**Required action**: Lines from the entries below that hold "into" form the answer; copy all of them.

[Extracted data entries]
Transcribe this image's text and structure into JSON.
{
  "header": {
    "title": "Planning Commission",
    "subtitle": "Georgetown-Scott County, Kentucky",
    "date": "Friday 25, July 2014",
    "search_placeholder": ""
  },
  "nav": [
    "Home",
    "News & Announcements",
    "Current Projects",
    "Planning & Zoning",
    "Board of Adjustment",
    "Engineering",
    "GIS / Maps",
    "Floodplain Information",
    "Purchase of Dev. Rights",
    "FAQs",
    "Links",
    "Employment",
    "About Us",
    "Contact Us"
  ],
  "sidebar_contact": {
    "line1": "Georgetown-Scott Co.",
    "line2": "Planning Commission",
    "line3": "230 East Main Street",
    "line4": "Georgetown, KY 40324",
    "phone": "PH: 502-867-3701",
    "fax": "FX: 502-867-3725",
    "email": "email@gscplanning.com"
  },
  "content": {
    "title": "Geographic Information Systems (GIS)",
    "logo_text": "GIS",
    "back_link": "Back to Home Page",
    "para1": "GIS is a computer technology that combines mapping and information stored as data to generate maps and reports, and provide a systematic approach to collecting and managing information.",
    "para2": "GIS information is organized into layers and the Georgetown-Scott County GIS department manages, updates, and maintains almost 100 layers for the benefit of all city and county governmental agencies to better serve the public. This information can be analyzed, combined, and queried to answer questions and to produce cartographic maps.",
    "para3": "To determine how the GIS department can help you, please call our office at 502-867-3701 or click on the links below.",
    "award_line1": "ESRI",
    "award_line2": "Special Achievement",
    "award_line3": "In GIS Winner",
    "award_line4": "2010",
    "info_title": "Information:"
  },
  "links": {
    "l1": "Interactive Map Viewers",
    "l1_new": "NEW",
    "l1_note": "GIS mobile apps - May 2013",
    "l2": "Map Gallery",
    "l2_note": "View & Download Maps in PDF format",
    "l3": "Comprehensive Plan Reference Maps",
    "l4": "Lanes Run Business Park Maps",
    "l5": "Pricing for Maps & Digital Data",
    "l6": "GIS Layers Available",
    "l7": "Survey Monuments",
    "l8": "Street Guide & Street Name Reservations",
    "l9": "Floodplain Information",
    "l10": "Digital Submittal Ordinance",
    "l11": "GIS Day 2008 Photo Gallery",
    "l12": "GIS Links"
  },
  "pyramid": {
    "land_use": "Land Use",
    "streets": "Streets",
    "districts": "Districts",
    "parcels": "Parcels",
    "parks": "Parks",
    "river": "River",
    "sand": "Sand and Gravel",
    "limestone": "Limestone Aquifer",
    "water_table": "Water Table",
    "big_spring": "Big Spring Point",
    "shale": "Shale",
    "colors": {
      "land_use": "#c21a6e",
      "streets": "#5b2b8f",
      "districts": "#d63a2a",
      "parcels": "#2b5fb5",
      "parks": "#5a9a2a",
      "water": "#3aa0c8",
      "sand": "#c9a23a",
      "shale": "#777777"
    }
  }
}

**Your response**:
Transcribe this image's text and structure into JSON.
    "para2": "GIS information is organized into layers and the Georgetown-Scott County GIS department manages, updates, and maintains almost 100 layers for the benefit of all city and county governmental agencies to better serve the public. This information can be analyzed, combined, and queried to answer questions and to produce cartographic maps.",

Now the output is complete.